◆ Exercise aim
Figure out how many lines in these records contain "screenshot". Only the number belongs in the reply.

-- Task input follows --

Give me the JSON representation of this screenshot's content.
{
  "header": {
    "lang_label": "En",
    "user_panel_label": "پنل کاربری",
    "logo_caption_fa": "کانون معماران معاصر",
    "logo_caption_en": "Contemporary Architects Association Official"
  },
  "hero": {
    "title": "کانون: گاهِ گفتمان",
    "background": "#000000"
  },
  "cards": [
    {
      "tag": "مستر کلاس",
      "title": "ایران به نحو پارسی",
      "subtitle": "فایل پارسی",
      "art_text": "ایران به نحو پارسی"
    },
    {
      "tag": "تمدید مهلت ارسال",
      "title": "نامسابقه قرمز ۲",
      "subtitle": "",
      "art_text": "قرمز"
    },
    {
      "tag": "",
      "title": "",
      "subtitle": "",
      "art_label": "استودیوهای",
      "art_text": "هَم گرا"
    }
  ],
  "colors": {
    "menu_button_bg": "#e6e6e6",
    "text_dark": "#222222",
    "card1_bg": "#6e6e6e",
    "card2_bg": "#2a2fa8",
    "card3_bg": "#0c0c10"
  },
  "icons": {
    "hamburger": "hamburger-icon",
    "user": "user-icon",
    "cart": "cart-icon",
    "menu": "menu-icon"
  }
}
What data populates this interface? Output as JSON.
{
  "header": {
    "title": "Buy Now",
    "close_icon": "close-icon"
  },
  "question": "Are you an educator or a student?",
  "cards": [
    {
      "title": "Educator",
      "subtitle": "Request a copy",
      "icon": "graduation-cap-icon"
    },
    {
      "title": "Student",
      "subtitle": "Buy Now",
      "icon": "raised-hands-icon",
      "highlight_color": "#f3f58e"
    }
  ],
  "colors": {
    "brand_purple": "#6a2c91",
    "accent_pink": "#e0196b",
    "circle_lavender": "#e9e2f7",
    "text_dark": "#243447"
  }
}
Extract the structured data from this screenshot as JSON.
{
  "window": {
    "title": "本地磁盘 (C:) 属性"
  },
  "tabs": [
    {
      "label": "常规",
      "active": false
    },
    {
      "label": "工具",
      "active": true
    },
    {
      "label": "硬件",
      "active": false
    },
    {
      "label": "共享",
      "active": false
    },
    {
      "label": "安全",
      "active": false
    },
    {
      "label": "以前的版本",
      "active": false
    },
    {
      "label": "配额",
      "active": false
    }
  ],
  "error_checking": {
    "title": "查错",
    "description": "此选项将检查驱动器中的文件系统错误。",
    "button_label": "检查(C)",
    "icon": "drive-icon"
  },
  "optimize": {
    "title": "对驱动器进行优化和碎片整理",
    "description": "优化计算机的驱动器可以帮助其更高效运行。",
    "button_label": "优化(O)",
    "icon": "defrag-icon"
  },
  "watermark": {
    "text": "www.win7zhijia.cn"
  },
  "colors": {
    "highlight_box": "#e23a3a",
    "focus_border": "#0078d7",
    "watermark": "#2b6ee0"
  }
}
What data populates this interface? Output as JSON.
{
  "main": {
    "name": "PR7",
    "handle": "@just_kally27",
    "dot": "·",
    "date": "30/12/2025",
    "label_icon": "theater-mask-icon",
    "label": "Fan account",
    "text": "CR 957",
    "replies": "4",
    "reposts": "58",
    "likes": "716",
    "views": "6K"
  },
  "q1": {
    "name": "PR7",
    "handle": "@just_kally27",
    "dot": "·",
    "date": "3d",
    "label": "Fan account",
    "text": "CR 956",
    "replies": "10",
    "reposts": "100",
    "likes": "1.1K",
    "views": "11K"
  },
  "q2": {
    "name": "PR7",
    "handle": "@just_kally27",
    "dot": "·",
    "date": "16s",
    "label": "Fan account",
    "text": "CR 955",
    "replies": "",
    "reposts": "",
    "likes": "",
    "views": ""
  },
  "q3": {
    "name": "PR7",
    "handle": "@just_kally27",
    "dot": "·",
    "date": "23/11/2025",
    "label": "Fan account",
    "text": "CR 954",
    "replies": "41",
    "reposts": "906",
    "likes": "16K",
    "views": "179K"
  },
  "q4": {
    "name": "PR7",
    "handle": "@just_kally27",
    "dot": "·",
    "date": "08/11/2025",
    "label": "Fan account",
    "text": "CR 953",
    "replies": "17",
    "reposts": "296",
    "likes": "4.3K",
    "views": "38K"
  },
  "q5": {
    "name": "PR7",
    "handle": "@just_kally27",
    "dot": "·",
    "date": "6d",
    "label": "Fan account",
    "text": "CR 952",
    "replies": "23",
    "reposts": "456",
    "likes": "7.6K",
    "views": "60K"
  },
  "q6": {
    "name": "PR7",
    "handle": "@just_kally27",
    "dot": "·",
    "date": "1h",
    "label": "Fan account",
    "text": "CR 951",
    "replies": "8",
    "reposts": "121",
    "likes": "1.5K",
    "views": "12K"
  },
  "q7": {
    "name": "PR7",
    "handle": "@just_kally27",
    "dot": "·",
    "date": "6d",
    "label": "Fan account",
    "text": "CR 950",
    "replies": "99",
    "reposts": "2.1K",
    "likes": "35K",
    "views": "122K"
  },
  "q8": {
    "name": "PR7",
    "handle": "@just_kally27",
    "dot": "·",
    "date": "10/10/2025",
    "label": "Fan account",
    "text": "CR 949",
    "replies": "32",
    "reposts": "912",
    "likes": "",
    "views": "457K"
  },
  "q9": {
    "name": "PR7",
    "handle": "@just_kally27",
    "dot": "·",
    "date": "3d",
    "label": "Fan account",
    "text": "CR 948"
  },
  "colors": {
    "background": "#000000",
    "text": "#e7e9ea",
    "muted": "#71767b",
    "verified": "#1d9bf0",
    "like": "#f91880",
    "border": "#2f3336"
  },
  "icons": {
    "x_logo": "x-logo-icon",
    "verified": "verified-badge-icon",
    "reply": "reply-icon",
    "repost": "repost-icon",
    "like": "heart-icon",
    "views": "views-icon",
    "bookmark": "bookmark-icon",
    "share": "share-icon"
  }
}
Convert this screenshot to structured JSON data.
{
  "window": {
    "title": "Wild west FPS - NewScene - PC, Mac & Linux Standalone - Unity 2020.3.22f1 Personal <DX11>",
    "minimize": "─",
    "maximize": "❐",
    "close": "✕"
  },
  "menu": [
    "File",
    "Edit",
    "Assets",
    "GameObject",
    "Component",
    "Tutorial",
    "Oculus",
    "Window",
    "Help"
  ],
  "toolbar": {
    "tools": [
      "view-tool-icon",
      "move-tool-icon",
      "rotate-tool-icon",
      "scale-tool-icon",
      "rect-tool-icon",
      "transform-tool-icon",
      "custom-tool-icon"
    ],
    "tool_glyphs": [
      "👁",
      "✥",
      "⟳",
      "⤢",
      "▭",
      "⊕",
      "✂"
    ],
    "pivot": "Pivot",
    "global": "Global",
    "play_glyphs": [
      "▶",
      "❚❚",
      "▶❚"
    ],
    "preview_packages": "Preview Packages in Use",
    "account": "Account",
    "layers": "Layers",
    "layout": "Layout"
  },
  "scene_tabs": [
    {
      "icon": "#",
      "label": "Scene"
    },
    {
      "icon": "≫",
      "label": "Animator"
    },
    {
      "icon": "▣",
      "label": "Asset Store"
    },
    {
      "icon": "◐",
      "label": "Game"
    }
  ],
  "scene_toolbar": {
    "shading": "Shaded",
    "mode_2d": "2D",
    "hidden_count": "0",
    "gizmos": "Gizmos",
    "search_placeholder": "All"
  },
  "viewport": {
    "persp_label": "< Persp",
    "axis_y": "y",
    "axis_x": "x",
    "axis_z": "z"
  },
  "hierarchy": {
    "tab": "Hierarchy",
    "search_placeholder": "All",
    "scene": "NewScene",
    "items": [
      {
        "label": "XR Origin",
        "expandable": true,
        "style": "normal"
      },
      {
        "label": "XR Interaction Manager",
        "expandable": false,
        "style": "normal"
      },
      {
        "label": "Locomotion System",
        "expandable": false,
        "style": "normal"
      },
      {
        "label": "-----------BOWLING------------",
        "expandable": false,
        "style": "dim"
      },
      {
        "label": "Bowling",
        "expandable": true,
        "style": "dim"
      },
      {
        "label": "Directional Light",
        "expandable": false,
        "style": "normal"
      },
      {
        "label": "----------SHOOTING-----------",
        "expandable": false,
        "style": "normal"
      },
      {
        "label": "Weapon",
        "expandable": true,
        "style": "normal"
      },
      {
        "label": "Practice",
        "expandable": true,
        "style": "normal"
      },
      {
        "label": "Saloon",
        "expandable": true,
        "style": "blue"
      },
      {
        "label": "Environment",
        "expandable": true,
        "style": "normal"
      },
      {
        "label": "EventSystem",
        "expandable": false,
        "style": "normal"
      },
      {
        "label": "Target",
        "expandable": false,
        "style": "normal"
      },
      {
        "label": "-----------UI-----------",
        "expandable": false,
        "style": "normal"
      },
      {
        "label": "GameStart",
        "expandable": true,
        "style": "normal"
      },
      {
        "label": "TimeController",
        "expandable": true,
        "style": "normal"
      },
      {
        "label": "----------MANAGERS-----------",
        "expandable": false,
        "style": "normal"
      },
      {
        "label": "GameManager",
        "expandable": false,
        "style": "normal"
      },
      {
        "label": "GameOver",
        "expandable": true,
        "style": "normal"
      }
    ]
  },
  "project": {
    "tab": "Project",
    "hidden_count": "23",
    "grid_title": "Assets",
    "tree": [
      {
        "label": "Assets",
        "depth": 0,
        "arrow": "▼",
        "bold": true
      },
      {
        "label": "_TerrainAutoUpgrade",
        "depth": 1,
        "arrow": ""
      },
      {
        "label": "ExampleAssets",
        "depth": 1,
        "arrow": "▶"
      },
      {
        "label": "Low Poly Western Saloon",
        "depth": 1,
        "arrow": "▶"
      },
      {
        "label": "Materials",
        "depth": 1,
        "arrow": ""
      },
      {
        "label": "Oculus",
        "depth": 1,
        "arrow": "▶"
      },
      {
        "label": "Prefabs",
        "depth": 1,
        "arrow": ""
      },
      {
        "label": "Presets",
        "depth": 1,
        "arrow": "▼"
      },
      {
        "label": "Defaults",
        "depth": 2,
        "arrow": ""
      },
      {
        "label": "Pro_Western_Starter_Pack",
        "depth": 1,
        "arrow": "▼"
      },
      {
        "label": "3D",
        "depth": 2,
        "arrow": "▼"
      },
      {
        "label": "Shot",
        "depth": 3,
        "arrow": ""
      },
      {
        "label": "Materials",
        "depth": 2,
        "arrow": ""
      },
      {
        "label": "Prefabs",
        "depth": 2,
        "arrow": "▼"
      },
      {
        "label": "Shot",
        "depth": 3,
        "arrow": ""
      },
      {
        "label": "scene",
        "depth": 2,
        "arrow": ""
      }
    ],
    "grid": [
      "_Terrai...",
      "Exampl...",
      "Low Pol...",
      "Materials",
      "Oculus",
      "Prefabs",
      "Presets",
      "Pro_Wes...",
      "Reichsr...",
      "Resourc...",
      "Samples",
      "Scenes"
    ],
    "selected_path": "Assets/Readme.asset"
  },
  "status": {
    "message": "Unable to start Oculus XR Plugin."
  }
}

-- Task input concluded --

◆ Response area
3